It was with this same attitude that we went into our third pregnancy – trusting that God had a plan, and that it would work out better than anything we could plan or arrange ourselves. After all, he’d done it before, twice, and looking back we realise just how happy we’ve been since having the boys in our lives at exactly the times when they arrived – not necessarily our timing, but great timing nonetheless. This time, it took a few months longer than before, and I did feel slightly disappointed each month when it didn’t happen, but still I knew that it wasn’t my plan. When I finally felt the sickness dominate my daily routine back in early June, albeit not as horrendously as with my previous two pregnancies, I was thankful that this was a strong sign of new life growing inside me, despite feeling awful. And the timing seemed to be good – the volume of my work during those weeks seemed to fit pretty well around the times I felt most able to work, and as a family we seemed to cope with my lack of energy better than we thought we might.
Since we first set out on our child-raising journey, although I’ve been aware of the potential for a pregnancy to end in miscarriage, there’s nothing that I could have read that would have totally prepared me for the shock of it actually happening to me. My birthday seemed surreal, and I had all the thoughts of “Why me?”, “Is this really happening?” and “Will I wake up from the nightmare soon?” Over this past week, I have come to accept that it has indeed happened and I can’t change that fact.

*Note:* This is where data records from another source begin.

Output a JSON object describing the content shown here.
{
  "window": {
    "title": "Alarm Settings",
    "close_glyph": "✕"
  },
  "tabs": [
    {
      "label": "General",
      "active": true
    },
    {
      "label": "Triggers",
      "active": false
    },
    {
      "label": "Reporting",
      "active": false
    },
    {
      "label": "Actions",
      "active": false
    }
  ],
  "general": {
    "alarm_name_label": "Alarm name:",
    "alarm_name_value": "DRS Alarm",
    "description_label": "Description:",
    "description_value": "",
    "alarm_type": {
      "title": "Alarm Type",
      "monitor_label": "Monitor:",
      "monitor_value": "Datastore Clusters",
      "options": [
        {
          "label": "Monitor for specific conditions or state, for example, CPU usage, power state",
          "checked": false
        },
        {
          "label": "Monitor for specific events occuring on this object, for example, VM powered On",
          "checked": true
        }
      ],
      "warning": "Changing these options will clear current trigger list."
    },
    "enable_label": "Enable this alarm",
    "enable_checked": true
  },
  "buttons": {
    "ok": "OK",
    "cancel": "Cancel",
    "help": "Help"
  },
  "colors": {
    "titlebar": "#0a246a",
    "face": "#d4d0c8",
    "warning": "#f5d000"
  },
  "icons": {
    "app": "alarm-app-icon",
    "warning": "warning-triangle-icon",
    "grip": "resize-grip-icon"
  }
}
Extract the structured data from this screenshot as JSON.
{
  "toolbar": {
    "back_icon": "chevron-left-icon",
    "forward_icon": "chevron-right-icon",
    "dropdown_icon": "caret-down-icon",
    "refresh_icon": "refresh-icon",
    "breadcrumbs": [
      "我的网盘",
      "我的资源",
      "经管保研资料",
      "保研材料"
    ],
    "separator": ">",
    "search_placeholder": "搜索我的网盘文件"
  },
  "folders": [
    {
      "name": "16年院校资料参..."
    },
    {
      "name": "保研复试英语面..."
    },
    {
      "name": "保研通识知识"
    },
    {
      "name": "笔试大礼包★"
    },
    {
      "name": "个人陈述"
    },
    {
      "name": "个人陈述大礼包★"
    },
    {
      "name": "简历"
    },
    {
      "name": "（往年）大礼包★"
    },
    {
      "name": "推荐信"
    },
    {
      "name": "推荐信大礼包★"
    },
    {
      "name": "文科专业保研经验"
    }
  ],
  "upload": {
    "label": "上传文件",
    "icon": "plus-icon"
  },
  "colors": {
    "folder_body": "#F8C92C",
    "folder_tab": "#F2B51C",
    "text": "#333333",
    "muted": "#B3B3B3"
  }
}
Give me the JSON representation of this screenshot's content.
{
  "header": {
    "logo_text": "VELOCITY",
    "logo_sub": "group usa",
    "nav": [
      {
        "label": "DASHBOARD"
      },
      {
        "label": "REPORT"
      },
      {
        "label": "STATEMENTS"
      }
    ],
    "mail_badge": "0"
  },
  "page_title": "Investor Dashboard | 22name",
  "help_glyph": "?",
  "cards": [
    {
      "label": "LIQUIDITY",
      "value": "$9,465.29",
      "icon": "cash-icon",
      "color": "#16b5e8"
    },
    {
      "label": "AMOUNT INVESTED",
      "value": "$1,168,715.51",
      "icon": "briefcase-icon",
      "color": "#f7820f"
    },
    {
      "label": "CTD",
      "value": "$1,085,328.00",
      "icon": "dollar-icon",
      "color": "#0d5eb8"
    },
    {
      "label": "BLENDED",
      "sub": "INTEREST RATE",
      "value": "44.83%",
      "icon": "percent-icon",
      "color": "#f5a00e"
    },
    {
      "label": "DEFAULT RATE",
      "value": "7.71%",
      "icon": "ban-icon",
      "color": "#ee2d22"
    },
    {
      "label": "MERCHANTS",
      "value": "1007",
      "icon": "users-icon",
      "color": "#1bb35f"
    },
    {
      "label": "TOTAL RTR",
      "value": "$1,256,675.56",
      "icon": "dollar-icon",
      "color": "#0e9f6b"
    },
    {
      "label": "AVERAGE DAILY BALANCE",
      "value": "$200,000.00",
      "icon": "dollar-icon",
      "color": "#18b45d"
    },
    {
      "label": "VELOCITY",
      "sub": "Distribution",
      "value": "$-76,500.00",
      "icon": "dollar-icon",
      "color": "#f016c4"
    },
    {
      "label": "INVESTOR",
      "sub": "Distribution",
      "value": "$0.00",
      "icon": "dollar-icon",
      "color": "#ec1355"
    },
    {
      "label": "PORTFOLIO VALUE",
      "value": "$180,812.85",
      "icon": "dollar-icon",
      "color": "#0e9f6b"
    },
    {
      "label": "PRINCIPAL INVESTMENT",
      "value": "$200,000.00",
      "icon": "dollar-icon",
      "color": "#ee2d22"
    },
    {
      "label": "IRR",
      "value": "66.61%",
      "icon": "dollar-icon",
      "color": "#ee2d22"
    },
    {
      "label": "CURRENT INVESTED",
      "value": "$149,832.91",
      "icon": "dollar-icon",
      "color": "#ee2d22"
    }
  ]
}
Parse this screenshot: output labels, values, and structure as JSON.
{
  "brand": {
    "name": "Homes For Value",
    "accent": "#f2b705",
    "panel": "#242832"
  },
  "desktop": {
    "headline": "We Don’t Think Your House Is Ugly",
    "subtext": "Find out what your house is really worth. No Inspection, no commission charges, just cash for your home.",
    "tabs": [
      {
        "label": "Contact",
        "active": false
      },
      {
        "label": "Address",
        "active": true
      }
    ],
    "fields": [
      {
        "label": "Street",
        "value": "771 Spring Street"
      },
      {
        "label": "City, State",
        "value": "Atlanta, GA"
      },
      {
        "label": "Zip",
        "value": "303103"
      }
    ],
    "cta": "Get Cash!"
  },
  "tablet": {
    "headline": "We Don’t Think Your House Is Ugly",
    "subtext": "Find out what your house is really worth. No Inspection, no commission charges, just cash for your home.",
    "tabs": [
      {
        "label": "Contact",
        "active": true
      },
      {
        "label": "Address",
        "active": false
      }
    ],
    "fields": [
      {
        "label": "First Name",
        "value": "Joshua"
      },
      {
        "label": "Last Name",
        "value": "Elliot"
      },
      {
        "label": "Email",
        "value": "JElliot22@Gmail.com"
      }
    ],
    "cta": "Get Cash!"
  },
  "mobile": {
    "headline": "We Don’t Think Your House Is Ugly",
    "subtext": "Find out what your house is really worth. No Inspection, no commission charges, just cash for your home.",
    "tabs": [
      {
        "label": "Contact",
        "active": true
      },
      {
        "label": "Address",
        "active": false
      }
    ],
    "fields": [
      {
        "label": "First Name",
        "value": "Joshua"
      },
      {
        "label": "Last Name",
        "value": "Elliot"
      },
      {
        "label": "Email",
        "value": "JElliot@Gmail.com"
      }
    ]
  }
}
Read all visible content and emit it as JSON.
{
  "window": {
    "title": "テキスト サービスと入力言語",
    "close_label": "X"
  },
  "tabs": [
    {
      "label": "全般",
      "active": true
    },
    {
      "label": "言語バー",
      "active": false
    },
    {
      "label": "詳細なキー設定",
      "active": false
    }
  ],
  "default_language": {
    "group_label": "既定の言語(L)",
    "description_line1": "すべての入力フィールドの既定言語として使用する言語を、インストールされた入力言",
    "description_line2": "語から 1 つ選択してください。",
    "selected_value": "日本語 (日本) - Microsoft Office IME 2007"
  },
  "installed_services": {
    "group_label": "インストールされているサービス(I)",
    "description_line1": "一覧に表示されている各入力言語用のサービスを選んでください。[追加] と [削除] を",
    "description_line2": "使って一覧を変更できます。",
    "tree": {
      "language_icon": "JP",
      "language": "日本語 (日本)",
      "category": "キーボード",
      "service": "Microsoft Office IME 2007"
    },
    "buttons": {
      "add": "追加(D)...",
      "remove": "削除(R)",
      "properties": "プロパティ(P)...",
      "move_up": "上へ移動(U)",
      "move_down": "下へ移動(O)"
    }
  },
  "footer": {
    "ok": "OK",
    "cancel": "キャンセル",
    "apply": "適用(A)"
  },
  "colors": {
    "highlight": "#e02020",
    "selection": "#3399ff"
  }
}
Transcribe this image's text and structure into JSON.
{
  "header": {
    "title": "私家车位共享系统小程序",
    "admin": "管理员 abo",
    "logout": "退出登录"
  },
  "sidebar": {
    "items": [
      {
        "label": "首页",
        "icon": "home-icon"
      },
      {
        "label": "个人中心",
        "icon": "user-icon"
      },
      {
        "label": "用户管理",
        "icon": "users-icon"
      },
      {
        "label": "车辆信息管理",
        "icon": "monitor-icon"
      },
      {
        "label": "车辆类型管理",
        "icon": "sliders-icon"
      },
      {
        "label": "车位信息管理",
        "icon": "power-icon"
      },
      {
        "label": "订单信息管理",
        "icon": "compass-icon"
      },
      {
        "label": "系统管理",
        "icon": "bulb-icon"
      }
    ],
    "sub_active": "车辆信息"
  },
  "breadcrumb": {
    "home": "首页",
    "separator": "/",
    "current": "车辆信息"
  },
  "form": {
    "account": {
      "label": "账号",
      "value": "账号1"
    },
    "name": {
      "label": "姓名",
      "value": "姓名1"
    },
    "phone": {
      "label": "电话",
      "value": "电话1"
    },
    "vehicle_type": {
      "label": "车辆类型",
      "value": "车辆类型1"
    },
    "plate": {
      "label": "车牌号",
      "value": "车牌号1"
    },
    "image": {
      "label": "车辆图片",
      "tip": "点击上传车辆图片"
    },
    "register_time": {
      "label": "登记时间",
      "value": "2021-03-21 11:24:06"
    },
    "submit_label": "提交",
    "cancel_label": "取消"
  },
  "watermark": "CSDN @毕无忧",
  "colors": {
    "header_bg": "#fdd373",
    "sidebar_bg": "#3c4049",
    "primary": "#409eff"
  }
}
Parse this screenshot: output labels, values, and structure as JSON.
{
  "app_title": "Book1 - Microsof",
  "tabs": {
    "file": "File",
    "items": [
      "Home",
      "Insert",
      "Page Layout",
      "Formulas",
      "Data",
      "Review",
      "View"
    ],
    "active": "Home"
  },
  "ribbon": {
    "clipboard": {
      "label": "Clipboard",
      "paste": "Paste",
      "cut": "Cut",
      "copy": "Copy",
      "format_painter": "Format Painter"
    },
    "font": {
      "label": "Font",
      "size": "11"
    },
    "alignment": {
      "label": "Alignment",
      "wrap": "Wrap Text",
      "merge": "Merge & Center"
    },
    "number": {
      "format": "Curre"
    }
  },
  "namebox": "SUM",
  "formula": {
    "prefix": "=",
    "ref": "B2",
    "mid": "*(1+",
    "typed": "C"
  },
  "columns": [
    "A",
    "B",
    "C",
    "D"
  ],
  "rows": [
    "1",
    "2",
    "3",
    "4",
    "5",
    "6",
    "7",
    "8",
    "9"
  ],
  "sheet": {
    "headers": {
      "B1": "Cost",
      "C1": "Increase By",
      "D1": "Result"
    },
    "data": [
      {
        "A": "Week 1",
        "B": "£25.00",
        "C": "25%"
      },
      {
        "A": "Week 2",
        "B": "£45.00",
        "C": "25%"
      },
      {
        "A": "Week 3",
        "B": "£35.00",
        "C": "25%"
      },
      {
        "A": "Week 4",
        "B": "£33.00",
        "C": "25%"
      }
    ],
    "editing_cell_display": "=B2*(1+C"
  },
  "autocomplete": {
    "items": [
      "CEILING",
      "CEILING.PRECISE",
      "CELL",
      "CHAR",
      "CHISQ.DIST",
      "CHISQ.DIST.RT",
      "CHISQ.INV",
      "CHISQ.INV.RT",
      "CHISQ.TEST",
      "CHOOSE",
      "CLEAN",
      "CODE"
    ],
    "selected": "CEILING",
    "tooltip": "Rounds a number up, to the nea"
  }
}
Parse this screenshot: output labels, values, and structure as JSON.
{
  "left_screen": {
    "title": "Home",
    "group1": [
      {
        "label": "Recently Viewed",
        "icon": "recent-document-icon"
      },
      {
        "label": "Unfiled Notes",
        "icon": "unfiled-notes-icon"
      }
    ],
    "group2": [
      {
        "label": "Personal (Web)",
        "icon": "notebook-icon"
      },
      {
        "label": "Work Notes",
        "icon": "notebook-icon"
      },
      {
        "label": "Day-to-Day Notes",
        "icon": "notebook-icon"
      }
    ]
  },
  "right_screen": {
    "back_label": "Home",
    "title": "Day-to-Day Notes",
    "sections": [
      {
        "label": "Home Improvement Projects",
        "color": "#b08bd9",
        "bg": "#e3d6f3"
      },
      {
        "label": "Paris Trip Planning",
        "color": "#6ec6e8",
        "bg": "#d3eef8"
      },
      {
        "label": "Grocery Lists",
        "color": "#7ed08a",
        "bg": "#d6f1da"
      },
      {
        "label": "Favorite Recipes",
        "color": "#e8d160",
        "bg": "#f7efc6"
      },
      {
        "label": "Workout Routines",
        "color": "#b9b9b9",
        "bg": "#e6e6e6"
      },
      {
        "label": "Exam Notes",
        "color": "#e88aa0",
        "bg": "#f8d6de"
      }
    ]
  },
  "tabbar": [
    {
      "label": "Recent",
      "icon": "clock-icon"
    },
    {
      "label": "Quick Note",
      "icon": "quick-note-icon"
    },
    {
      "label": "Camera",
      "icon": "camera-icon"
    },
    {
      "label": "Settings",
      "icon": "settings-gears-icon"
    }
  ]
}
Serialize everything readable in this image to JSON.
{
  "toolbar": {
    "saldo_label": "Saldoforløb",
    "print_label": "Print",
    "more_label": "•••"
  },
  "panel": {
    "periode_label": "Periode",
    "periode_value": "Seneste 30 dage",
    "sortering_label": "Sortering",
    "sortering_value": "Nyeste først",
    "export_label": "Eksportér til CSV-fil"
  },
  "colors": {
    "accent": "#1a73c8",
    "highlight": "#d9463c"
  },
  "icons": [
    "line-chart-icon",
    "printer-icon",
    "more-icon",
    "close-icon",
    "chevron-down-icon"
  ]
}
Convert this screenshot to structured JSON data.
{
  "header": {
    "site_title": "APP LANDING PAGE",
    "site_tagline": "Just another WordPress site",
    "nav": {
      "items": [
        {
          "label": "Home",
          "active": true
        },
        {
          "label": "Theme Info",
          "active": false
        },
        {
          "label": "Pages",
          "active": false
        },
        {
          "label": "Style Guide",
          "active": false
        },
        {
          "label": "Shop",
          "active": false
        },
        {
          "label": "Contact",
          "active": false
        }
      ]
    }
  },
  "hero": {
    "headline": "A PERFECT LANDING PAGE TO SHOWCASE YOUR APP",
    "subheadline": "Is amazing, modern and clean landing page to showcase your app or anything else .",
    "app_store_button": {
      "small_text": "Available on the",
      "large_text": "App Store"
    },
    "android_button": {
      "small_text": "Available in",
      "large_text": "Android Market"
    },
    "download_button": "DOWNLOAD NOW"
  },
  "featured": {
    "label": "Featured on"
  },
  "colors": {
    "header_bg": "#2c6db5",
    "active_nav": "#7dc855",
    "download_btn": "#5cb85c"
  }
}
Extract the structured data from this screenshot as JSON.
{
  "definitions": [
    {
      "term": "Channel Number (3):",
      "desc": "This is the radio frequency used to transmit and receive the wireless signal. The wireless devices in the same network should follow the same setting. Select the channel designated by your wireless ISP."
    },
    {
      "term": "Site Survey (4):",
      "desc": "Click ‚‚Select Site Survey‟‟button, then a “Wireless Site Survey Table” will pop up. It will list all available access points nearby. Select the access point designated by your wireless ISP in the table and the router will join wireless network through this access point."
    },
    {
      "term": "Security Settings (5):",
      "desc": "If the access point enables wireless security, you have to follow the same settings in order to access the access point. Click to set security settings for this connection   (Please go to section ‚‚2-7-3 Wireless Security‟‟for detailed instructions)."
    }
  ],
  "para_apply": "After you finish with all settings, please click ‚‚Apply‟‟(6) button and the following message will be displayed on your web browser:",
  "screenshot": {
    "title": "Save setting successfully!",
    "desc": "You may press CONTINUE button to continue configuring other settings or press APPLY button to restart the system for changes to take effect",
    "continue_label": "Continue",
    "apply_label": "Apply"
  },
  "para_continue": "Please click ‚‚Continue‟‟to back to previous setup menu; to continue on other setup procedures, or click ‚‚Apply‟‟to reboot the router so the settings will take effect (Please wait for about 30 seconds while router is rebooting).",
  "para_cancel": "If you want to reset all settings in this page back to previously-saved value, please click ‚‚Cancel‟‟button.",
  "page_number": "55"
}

Yet I still believe that all children are a gift from God. I don’t yet know, and maybe I’ll never know, why this third child was given to us and then taken away from us so soon. However, I do believe that he/she is being cared for in heaven and that I will one day get to meet him/her myself. Although I’m so sad that our meeting won’t be in February on the day the birth would have been, and I grieve for all the future with us that this baby will never get, I’m finding it helpful to think of time from an eternal perspective. Jesus promised that whoever believes in him will have everlasting life, that goes beyond life here in our earthly bodies. Some bodies last for many years, like my Grandad who recently died after 90 years in his, and some bodies only last for a short while, like this baby who lived for about 6 weeks (8-2) in utero, whose body may well have not been able to survive due to a genetic anomaly. But in the time span of eternity, 6 weeks is actually indistinguishable from 90 years. Although an unborn baby never gets to make the decision to follow Jesus for themselves, I believe that Jesus’ attitude towards children when he was here on Earth gives us a great indication of how much God loves them and includes them in his heavenly family:“Let the children come to me. Don’t stop them! For the Kingdom of God belongs to those who are like these children. I tell you the truth, anyone who doesn’t receive the Kingdom of God like a child will never enter it.” (Luke, 18:16-17, New Living translation)
At this point in time, I’m not sure what the future holds for us as a family, I don’t know whether we will be blessed with a fourth child or not, only God knows that. I’m not sure how I would handle being pregnant again, but I do know that whatever happens, we won’t be given more suffering than we can handle, and that God causes everything to work together for the good of those who love him. Even though right now it’s hard to see that.
Follow me on social media